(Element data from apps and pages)
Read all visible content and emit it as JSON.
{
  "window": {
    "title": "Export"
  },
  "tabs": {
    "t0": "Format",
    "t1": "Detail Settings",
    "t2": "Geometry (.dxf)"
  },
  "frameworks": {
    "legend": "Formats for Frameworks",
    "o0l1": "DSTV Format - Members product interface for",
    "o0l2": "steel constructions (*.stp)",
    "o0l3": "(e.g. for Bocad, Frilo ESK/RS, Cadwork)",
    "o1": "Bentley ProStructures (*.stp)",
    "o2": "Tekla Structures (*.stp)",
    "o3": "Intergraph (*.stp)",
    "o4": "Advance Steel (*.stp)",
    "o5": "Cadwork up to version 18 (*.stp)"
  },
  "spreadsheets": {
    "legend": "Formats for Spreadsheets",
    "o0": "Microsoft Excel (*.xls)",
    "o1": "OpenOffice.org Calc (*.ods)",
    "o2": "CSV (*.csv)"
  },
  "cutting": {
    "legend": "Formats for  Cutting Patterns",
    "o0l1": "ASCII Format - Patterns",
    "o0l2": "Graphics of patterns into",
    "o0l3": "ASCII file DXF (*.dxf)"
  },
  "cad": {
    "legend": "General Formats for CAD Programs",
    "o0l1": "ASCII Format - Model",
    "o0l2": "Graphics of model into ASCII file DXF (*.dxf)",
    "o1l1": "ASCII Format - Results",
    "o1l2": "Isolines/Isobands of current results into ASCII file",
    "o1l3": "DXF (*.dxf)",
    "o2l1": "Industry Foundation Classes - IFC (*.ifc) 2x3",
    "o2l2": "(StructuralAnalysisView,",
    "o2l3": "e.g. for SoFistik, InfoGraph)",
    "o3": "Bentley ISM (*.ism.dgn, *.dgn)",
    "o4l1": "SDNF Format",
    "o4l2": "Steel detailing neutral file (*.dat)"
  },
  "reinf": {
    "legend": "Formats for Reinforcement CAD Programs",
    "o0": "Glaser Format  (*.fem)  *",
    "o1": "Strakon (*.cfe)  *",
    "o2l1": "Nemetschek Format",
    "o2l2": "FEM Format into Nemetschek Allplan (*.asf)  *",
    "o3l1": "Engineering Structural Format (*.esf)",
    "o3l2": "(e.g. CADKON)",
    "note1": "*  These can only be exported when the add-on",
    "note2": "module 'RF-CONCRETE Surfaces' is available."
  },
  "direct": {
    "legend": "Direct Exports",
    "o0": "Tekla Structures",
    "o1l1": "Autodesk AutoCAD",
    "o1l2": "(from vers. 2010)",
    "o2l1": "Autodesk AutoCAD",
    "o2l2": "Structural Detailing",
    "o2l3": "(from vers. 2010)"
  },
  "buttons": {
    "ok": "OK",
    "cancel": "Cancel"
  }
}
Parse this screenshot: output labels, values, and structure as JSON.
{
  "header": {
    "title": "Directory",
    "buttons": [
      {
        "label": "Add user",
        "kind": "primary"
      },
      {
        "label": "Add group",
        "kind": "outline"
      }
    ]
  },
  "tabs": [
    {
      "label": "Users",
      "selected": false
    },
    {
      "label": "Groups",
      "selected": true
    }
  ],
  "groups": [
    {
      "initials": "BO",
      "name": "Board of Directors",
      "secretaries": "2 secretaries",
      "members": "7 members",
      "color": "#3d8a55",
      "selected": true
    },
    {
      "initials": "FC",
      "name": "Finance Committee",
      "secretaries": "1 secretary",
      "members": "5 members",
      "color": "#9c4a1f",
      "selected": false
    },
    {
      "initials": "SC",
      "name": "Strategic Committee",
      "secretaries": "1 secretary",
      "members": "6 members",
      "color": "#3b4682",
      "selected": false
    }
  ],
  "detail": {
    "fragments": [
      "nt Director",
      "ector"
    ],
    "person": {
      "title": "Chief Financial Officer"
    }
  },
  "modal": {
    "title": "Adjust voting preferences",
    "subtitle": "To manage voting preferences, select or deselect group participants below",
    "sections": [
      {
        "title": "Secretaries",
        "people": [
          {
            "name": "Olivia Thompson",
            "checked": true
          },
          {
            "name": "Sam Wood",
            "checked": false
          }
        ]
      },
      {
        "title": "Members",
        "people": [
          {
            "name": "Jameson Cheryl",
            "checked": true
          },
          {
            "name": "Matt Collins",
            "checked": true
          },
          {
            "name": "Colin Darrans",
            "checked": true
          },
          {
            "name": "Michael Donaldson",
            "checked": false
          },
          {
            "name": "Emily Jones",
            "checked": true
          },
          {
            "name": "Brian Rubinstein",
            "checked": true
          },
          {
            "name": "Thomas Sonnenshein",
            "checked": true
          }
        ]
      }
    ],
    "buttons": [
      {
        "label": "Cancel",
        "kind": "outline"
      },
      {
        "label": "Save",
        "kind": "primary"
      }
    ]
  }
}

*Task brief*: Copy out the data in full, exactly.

*Exercise result*:
Read all visible content and emit it as JSON.
{
  "window": {
    "title": "Export"
  },
  "tabs": {
    "t0": "Format",
    "t1": "Detail Settings",
    "t2": "Geometry (.dxf)"
  },
  "frameworks": {
    "legend": "Formats for Frameworks",
    "o0l1": "DSTV Format - Members product interface for",
    "o0l2": "steel constructions (*.stp)",
    "o0l3": "(e.g. for Bocad, Frilo ESK/RS, Cadwork)",
    "o1": "Bentley ProStructures (*.stp)",
    "o2": "Tekla Structures (*.stp)",
    "o3": "Intergraph (*.stp)",
    "o4": "Advance Steel (*.stp)",
    "o5": "Cadwork up to version 18 (*.stp)"
  },
  "spreadsheets": {
    "legend": "Formats for Spreadsheets",
    "o0": "Microsoft Excel (*.xls)",
    "o1": "OpenOffice.org Calc (*.ods)",
    "o2": "CSV (*.csv)"
  },
  "cutting": {
    "legend": "Formats for  Cutting Patterns",
    "o0l1": "ASCII Format - Patterns",
    "o0l2": "Graphics of patterns into",
    "o0l3": "ASCII file DXF (*.dxf)"
  },
  "cad": {
    "legend": "General Formats for CAD Programs",
    "o0l1": "ASCII Format - Model",
    "o0l2": "Graphics of model into ASCII file DXF (*.dxf)",
    "o1l1": "ASCII Format - Results",
    "o1l2": "Isolines/Isobands of current results into ASCII file",
    "o1l3": "DXF (*.dxf)",
    "o2l1": "Industry Foundation Classes - IFC (*.ifc) 2x3",
    "o2l2": "(StructuralAnalysisView,",
    "o2l3": "e.g. for SoFistik, InfoGraph)",
    "o3": "Bentley ISM (*.ism.dgn, *.dgn)",
    "o4l1": "SDNF Format",
    "o4l2": "Steel detailing neutral file (*.dat)"
  },
  "reinf": {
    "legend": "Formats for Reinforcement CAD Programs",
    "o0": "Glaser Format  (*.fem)  *",
    "o1": "Strakon (*.cfe)  *",
    "o2l1": "Nemetschek Format",
    "o2l2": "FEM Format into Nemetschek Allplan (*.asf)  *",
    "o3l1": "Engineering Structural Format (*.esf)",
    "o3l2": "(e.g. CADKON)",
    "note1": "*  These can only be exported when the add-on",
    "note2": "module 'RF-CONCRETE Surfaces' is available."
  },
  "direct": {
    "legend": "Direct Exports",
    "o0": "Tekla Structures",
    "o1l1": "Autodesk AutoCAD",
    "o1l2": "(from vers. 2010)",
    "o2l1": "Autodesk AutoCAD",
    "o2l2": "Structural Detailing",
    "o2l3": "(from vers. 2010)"
  },
  "buttons": {
    "ok": "OK",
    "cancel": "Cancel"
  }
}
Parse this screenshot: output labels, values, and structure as JSON.
{
  "header": {
    "title": "Directory",
    "buttons": [
      {
        "label": "Add user",
        "kind": "primary"
      },
      {
        "label": "Add group",
        "kind": "outline"
      }
    ]
  },
  "tabs": [
    {
      "label": "Users",
      "selected": false
    },
    {
      "label": "Groups",
      "selected": true
    }
  ],
  "groups": [
    {
      "initials": "BO",
      "name": "Board of Directors",
      "secretaries": "2 secretaries",
      "members": "7 members",
      "color": "#3d8a55",
      "selected": true
    },
    {
      "initials": "FC",
      "name": "Finance Committee",
      "secretaries": "1 secretary",
      "members": "5 members",
      "color": "#9c4a1f",
      "selected": false
    },
    {
      "initials": "SC",
      "name": "Strategic Committee",
      "secretaries": "1 secretary",
      "members": "6 members",
      "color": "#3b4682",
      "selected": false
    }
  ],
  "detail": {
    "fragments": [
      "nt Director",
      "ector"
    ],
    "person": {
      "title": "Chief Financial Officer"
    }
  },
  "modal": {
    "title": "Adjust voting preferences",
    "subtitle": "To manage voting preferences, select or deselect group participants below",
    "sections": [
      {
        "title": "Secretaries",
        "people": [
          {
            "name": "Olivia Thompson",
            "checked": true
          },
          {
            "name": "Sam Wood",
            "checked": false
          }
        ]
      },
      {
        "title": "Members",
        "people": [
          {
            "name": "Jameson Cheryl",
            "checked": true
          },
          {
            "name": "Matt Collins",
            "checked": true
          },
          {
            "name": "Colin Darrans",
            "checked": true
          },
          {
            "name": "Michael Donaldson",
            "checked": false
          },
          {
            "name": "Emily Jones",
            "checked": true
          },
          {
            "name": "Brian Rubinstein",
            "checked": true
          },
          {
            "name": "Thomas Sonnenshein",
            "checked": true
          }
        ]
      }
    ],
    "buttons": [
      {
        "label": "Cancel",
        "kind": "outline"
      },
      {
        "label": "Save",
        "kind": "primary"
      }
    ]
  }
}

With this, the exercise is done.